Ressler, 1964 Maxwell Award winner and the only All-America first-teamer on the squad, played both ways: middle guard on defense and center on offense. Ressler later played offensive guard with the NFL Baltimore Colts from 1965 through 1974, appearing in two Super Bowls. Seitz, also a heavyweight wrestler who eventually became captain of the grapplers, broke his arm in this game and was lost for the season. Jerry Sandusky was injured earlier in the season and did not play this game. He was replaced by West. Mike Irwin, who would eventually become team captain, is a financial planner who currently appears on a weekly TV panel show called “The NitWits” on which each Penn State game is analyzed.
Rip Engle was the head coach back then, two years before his assistant, Joe Paterno, eventually took over at the top position.
Artificially Sweetened says
I have a dumb question. Did the Oregon team fly in to PA in 1964? If so, I bet it cost big bucks back then.
The Nittany Turkey says
That’s not a dumb question. I believe that back then, most West Coast teams used wagon trains to come back east. Passage became tricky in several areas, most notably Donner Pass, which sometimes required that kickers be consumed for sustenance, and also Central Illinois, where the Fighting Illini got their name the old fashioned way, inspiring a requisite wagon circling.
But seriously, though, charter flights were used in the 60s, but only big schools could afford them. PSU played mostly eastern opponents at that time, but the Nittany Lions also played alternating home-and-home with UCLA from 1963 to 1969, as well as hosting single games with Colorado, Air Force, and Oregon.
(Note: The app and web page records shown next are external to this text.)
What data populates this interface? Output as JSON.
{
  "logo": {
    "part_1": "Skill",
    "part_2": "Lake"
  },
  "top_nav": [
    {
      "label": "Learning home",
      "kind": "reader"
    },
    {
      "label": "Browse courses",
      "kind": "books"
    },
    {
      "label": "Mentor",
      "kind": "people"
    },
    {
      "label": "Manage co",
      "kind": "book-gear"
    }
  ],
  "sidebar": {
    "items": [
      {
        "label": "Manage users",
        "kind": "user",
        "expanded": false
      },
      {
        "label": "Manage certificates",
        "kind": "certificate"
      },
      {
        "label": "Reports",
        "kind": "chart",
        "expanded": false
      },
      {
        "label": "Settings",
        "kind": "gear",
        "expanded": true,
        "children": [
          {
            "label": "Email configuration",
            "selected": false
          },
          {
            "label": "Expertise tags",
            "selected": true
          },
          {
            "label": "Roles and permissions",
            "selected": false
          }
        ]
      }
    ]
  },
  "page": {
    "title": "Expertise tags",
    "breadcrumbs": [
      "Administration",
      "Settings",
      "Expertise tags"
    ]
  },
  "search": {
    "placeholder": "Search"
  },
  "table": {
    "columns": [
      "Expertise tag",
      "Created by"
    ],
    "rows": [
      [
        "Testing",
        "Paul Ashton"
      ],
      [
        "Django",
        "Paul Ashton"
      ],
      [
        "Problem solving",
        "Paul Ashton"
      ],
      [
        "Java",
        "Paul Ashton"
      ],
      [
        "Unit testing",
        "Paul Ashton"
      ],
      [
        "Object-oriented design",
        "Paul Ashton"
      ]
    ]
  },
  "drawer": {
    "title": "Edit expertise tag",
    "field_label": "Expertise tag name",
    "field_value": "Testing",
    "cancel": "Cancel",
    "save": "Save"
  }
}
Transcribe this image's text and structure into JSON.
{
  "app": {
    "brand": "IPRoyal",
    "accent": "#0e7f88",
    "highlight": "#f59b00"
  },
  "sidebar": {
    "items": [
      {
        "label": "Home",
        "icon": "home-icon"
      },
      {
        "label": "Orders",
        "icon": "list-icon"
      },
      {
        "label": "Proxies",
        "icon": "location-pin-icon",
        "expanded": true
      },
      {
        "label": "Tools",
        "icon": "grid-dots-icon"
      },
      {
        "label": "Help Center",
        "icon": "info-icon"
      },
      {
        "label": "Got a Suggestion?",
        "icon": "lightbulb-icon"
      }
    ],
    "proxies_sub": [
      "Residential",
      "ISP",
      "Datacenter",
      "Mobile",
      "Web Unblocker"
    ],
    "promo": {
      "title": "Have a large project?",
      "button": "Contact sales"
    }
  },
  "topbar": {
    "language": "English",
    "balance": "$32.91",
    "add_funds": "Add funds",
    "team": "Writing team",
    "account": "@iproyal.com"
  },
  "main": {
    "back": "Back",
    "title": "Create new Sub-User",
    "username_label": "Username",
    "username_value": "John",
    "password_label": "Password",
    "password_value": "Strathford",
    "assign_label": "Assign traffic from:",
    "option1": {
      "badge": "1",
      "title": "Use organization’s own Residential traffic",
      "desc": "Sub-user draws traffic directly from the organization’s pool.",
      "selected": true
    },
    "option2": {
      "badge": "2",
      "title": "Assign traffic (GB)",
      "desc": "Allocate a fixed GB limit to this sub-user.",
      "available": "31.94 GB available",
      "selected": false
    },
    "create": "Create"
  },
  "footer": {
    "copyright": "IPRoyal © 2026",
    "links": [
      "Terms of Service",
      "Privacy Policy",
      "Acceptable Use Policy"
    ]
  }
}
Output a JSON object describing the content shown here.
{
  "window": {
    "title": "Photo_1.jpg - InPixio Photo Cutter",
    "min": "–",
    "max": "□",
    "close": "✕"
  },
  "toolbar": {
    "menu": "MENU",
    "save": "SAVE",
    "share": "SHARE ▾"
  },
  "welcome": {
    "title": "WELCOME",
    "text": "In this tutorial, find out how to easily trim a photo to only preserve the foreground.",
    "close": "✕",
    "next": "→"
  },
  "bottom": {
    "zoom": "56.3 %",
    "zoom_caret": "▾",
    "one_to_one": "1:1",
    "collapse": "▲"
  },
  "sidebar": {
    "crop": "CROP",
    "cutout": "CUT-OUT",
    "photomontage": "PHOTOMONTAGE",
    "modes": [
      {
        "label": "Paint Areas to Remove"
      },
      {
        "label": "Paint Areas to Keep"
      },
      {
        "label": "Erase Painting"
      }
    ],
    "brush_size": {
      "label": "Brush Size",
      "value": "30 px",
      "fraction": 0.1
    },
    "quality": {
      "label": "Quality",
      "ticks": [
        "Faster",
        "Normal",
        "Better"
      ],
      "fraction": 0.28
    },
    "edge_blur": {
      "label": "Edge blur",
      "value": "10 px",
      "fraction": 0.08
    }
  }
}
The Notre Dame — USC series dates back to 1926, in the days of Knute Rockne. After a few years, there was talk of canceling the series because of the long train ride from Chicago to L.A., but the rivalry persevered and it still remains a much anticipated annual battle.
Sure, the travel costs big bucks, but a full stadium ain’t exactly capybara stew.